Data items:
------------------------
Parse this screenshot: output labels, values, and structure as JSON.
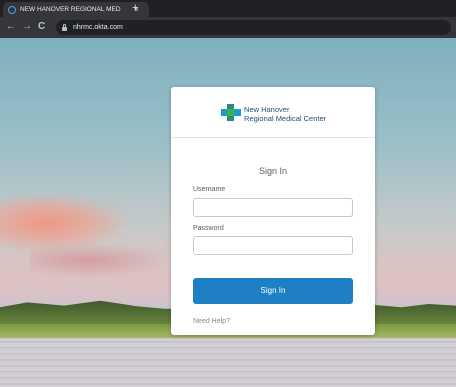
{
  "browser": {
    "tab_title": "NEW HANOVER REGIONAL MED",
    "tab_close": "×",
    "new_tab": "+",
    "back": "←",
    "forward": "→",
    "reload": "C",
    "url": "nhrmc.okta.com"
  },
  "org": {
    "name_line1": "New Hanover",
    "name_line2": "Regional Medical Center",
    "logo_colors": {
      "vertical": "#2a8a8a",
      "horizontal": "#1a9bd4",
      "center": "#3fb14a"
    }
  },
  "signin": {
    "title": "Sign In",
    "username_label": "Username",
    "username_value": "",
    "password_label": "Password",
    "password_value": "",
    "submit_label": "Sign In",
    "help_link": "Need Help?"
  },
  "colors": {
    "primary_button": "#1f7fc4",
    "org_text": "#1f4e79"
  }
}
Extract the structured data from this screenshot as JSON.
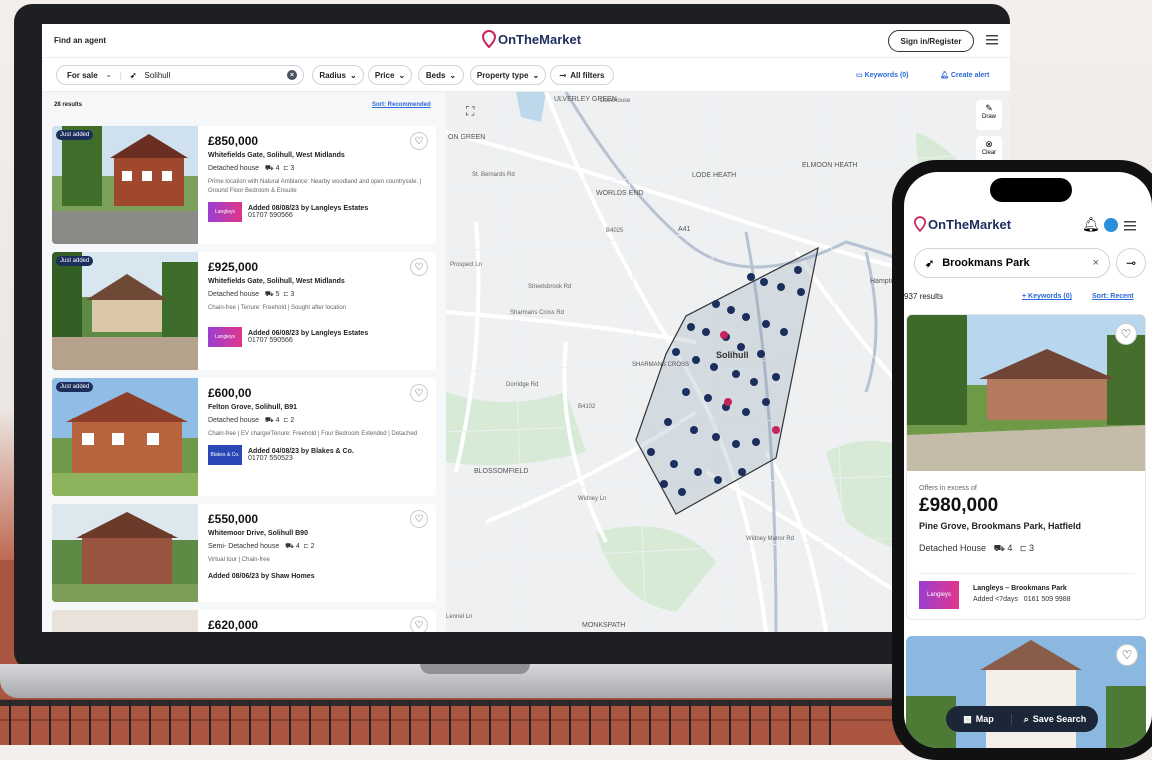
{
  "brand": {
    "name": "OnTheMarket",
    "color": "#c7245b",
    "navy": "#1c2e5c"
  },
  "laptop": {
    "find_agent": "Find an agent",
    "sign_in": "Sign in/Register",
    "menu_icon": "hamburger-icon",
    "filters": {
      "sale_type": "For sale",
      "location": "Solihull",
      "radius": "Radius",
      "price": "Price",
      "beds": "Beds",
      "property_type": "Property type",
      "all_filters": "All filters",
      "keywords": "Keywords (0)",
      "create_alert": "Create alert"
    },
    "results_count": "28 results",
    "sort": "Sort: Recommended",
    "map_tools": {
      "draw": "Draw",
      "clear": "Clear"
    },
    "map_labels": [
      "ULVERLEY GREEN",
      "Dovehouse",
      "ON GREEN",
      "LODE HEATH",
      "ELMOON HEATH",
      "WORLDS END",
      "A41",
      "Hampton",
      "Streetsbrook Rd",
      "Sharmans Cross Rd",
      "Solihull",
      "SHARMANS CROSS",
      "B4102",
      "BLOSSOMFIELD",
      "Widney Ln",
      "Widney Manor Rd",
      "MONKSPATH",
      "Lennel Ln",
      "Prospect Ln",
      "St. Bernards Rd",
      "B4025",
      "Dorridge Rd"
    ],
    "listings": [
      {
        "badge": "Just added",
        "price": "£850,000",
        "address": "Whitefields Gate, Solihull, West Midlands",
        "type": "Detached house",
        "beds": "4",
        "baths": "3",
        "desc": "Prime location with Natural Ambiance: Nearby woodland and open countryside. | Ground Floor Bedroom & Ensuite",
        "added": "Added 08/08/23 by Langleys Estates",
        "phone": "01707 590566",
        "agent_logo": "Langleys"
      },
      {
        "badge": "Just added",
        "price": "£925,000",
        "address": "Whitefields Gate, Solihull, West Midlands",
        "type": "Detached house",
        "beds": "5",
        "baths": "3",
        "desc": "Chain-free | Tenure: Freehold | Sought after location",
        "added": "Added 06/08/23 by Langleys Estates",
        "phone": "01707 590566",
        "agent_logo": "Langleys"
      },
      {
        "badge": "Just added",
        "price": "£600,00",
        "address": "Felton Grove, Solihull, B91",
        "type": "Detached house",
        "beds": "4",
        "baths": "2",
        "desc": "Chain-free | EV chargerTenure: Freehold | Four Bedroom Extended | Detached",
        "added": "Added 04/08/23 by Blakes & Co.",
        "phone": "01707 550523",
        "agent_logo": "Blakes & Co."
      },
      {
        "badge": "",
        "price": "£550,000",
        "address": "Whitemoor Drive, Solihull B90",
        "type": "Semi- Detached house",
        "beds": "4",
        "baths": "2",
        "desc": "Virtual tour | Chain-free",
        "added": "Added 08/06/23 by Shaw Homes",
        "phone": "",
        "agent_logo": ""
      },
      {
        "badge": "",
        "price": "£620,000",
        "address": "",
        "type": "",
        "beds": "",
        "baths": "",
        "desc": "",
        "added": "",
        "phone": "",
        "agent_logo": ""
      }
    ]
  },
  "phone": {
    "location": "Brookmans Park",
    "results_count": "937 results",
    "keywords": "+ Keywords (0)",
    "sort": "Sort: Recent",
    "listing": {
      "price_qualifier": "Offers in excess of",
      "price": "£980,000",
      "address": "Pine Grove, Brookmans Park, Hatfield",
      "type": "Detached House",
      "beds": "4",
      "baths": "3",
      "agent_name": "Langleys – Brookmans Park",
      "added": "Added <7days",
      "phone": "0161 509 9988",
      "agent_logo": "Langleys"
    },
    "map_button": "Map",
    "save_search": "Save Search"
  }
}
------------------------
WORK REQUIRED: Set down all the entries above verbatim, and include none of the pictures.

EXERCISE SOLUTION:
Parse this screenshot: output labels, values, and structure as JSON.
{
  "browser": {
    "tab_title": "NEW HANOVER REGIONAL MED",
    "tab_close": "×",
    "new_tab": "+",
    "back": "←",
    "forward": "→",
    "reload": "C",
    "url": "nhrmc.okta.com"
  },
  "org": {
    "name_line1": "New Hanover",
    "name_line2": "Regional Medical Center",
    "logo_colors": {
      "vertical": "#2a8a8a",
      "horizontal": "#1a9bd4",
      "center": "#3fb14a"
    }
  },
  "signin": {
    "title": "Sign In",
    "username_label": "Username",
    "username_value": "",
    "password_label": "Password",
    "password_value": "",
    "submit_label": "Sign In",
    "help_link": "Need Help?"
  },
  "colors": {
    "primary_button": "#1f7fc4",
    "org_text": "#1f4e79"
  }
}
Extract the structured data from this screenshot as JSON.
{
  "brand": {
    "name": "OnTheMarket",
    "color": "#c7245b",
    "navy": "#1c2e5c"
  },
  "laptop": {
    "find_agent": "Find an agent",
    "sign_in": "Sign in/Register",
    "menu_icon": "hamburger-icon",
    "filters": {
      "sale_type": "For sale",
      "location": "Solihull",
      "radius": "Radius",
      "price": "Price",
      "beds": "Beds",
      "property_type": "Property type",
      "all_filters": "All filters",
      "keywords": "Keywords (0)",
      "create_alert": "Create alert"
    },
    "results_count": "28 results",
    "sort": "Sort: Recommended",
    "map_tools": {
      "draw": "Draw",
      "clear": "Clear"
    },
    "map_labels": [
      "ULVERLEY GREEN",
      "Dovehouse",
      "ON GREEN",
      "LODE HEATH",
      "ELMOON HEATH",
      "WORLDS END",
      "A41",
      "Hampton",
      "Streetsbrook Rd",
      "Sharmans Cross Rd",
      "Solihull",
      "SHARMANS CROSS",
      "B4102",
      "BLOSSOMFIELD",
      "Widney Ln",
      "Widney Manor Rd",
      "MONKSPATH",
      "Lennel Ln",
      "Prospect Ln",
      "St. Bernards Rd",
      "B4025",
      "Dorridge Rd"
    ],
    "listings": [
      {
        "badge": "Just added",
        "price": "£850,000",
        "address": "Whitefields Gate, Solihull, West Midlands",
        "type": "Detached house",
        "beds": "4",
        "baths": "3",
        "desc": "Prime location with Natural Ambiance: Nearby woodland and open countryside. | Ground Floor Bedroom & Ensuite",
        "added": "Added 08/08/23 by Langleys Estates",
        "phone": "01707 590566",
        "agent_logo": "Langleys"
      },
      {
        "badge": "Just added",
        "price": "£925,000",
        "address": "Whitefields Gate, Solihull, West Midlands",
        "type": "Detached house",
        "beds": "5",
        "baths": "3",
        "desc": "Chain-free | Tenure: Freehold | Sought after location",
        "added": "Added 06/08/23 by Langleys Estates",
        "phone": "01707 590566",
        "agent_logo": "Langleys"
      },
      {
        "badge": "Just added",
        "price": "£600,00",
        "address": "Felton Grove, Solihull, B91",
        "type": "Detached house",
        "beds": "4",
        "baths": "2",
        "desc": "Chain-free | EV chargerTenure: Freehold | Four Bedroom Extended | Detached",
        "added": "Added 04/08/23 by Blakes & Co.",
        "phone": "01707 550523",
        "agent_logo": "Blakes & Co."
      },
      {
        "badge": "",
        "price": "£550,000",
        "address": "Whitemoor Drive, Solihull B90",
        "type": "Semi- Detached house",
        "beds": "4",
        "baths": "2",
        "desc": "Virtual tour | Chain-free",
        "added": "Added 08/06/23 by Shaw Homes",
        "phone": "",
        "agent_logo": ""
      },
      {
        "badge": "",
        "price": "£620,000",
        "address": "",
        "type": "",
        "beds": "",
        "baths": "",
        "desc": "",
        "added": "",
        "phone": "",
        "agent_logo": ""
      }
    ]
  },
  "phone": {
    "location": "Brookmans Park",
    "results_count": "937 results",
    "keywords": "+ Keywords (0)",
    "sort": "Sort: Recent",
    "listing": {
      "price_qualifier": "Offers in excess of",
      "price": "£980,000",
      "address": "Pine Grove, Brookmans Park, Hatfield",
      "type": "Detached House",
      "beds": "4",
      "baths": "3",
      "agent_name": "Langleys – Brookmans Park",
      "added": "Added <7days",
      "phone": "0161 509 9988",
      "agent_logo": "Langleys"
    },
    "map_button": "Map",
    "save_search": "Save Search"
  }
}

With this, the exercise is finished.